One of the first sobering realities a new president discovers is an inherited bureaucratic structure which is difficult to manage and slow to change direction. Power to appoint extends only to some 3,000 people out of a civilian government work force of more than three million, most of whom are protected in their jobs by Civil Service regulations.
The president finds that the machinery of government operates pretty much independently of presidential interventions, has done so through earlier administrations, and will continue to do so in the future. New presidents are immediately confronted with a backlog of decisions from the outgoing administration on issues that are often complex and unfamiliar. They inherit a budget formulated and enacted into law long before they came to office, as well as major spending programs (such as veterans' benefits, Social Security payments and Medicare for the elderly), which are mandated by law and not subject to influence. In foreign affairs, presidents must conform with treaties and informal agreements negotiated by their predecessors.
The happy euphoria of the post-election "honeymoon" quickly dissipates, and the new president discovers that Congress has become less cooperative and the media more critical. The president is forced to build at least temporary alliances among diverse, often antagonistic interests -- economic, geographic, ethnic and ideological. Compromises with Congress must be struck if any legislation is to be adopted. "It is very easy to defeat a bill in Congress," lamented President John F. Kennedy. "It is much more difficult to pass one."
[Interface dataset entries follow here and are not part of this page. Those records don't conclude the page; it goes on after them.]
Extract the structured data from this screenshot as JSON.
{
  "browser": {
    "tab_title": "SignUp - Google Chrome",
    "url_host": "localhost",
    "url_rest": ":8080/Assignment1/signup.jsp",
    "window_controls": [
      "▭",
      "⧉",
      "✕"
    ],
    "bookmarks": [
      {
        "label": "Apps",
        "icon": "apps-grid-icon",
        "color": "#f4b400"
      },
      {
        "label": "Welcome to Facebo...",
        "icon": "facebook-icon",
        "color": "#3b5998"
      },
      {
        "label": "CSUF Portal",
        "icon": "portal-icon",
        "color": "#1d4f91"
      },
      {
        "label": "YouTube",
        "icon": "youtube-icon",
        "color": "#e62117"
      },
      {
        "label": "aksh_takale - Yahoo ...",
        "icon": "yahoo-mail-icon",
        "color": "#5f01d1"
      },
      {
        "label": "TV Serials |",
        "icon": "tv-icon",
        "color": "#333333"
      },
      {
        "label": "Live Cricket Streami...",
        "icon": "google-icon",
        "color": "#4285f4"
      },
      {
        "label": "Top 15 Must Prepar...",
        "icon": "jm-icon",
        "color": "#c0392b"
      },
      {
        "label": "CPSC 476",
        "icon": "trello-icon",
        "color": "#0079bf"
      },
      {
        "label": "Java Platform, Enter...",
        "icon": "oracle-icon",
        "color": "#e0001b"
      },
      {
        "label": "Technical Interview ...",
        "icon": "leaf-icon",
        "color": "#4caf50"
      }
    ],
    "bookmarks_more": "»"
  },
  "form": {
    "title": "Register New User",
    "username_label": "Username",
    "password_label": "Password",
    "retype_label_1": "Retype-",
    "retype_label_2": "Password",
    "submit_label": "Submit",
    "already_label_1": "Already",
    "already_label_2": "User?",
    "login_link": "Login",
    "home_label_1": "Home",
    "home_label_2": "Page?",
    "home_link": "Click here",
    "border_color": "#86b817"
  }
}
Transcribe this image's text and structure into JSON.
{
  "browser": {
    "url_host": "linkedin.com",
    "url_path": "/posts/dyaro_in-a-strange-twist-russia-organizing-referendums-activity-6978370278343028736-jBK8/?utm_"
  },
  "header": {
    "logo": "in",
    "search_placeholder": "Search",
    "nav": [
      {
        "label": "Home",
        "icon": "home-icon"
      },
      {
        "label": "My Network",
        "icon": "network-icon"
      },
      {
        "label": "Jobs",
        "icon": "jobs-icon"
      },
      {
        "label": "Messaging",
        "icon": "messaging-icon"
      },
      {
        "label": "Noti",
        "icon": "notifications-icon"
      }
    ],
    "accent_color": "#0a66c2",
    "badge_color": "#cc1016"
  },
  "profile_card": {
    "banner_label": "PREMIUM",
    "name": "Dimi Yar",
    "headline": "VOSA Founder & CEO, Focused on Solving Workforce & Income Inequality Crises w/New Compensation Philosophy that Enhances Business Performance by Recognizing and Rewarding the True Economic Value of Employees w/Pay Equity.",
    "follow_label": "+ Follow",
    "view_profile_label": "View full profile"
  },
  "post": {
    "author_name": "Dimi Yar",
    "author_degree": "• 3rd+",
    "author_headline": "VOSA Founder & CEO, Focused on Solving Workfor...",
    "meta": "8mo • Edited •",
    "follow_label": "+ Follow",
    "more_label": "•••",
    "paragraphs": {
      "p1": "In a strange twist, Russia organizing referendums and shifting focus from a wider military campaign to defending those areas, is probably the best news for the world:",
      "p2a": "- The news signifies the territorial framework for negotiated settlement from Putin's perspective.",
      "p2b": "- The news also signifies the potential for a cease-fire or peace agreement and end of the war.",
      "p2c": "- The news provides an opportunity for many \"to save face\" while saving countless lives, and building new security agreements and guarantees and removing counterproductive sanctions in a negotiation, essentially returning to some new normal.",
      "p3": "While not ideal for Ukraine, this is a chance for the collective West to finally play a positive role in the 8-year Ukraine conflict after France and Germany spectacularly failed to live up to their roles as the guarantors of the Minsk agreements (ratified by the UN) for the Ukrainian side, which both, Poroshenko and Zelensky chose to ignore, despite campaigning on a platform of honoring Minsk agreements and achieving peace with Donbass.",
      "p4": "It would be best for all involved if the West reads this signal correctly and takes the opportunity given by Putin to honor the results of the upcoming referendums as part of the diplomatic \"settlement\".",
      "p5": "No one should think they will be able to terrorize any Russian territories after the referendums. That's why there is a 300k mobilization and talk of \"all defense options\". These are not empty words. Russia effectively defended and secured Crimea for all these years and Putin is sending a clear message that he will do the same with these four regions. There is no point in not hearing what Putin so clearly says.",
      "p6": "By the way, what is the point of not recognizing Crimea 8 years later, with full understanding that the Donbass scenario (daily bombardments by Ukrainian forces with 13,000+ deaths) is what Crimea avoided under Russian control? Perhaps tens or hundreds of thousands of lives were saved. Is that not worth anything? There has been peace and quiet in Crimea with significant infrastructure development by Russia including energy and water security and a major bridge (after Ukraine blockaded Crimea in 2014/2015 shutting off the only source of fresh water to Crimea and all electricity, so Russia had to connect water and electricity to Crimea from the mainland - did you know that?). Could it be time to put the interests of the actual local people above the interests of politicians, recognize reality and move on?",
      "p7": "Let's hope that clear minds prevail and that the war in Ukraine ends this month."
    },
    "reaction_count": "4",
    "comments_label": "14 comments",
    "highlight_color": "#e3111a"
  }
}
Despite these burdensome constraints, few presidents have turned down the chance to run for a second term of office. Every president achieves at least some of his legislative goals and prevents by veto the enactment of other laws he believes not to be in the nation's best interests. The president's authority in the conduct of war and peace, including the negotiation of treaties, is substantial. Moreover, the president can use his unique position to articulate ideas and advocate policies, which then have a better chance of entering the public consciousness than those held by his political rivals. When a president raises an issue, it inevitably becomes subject to public debate. A president's power and influence may be limited, but they are also greater than those of any other American, in or out of office.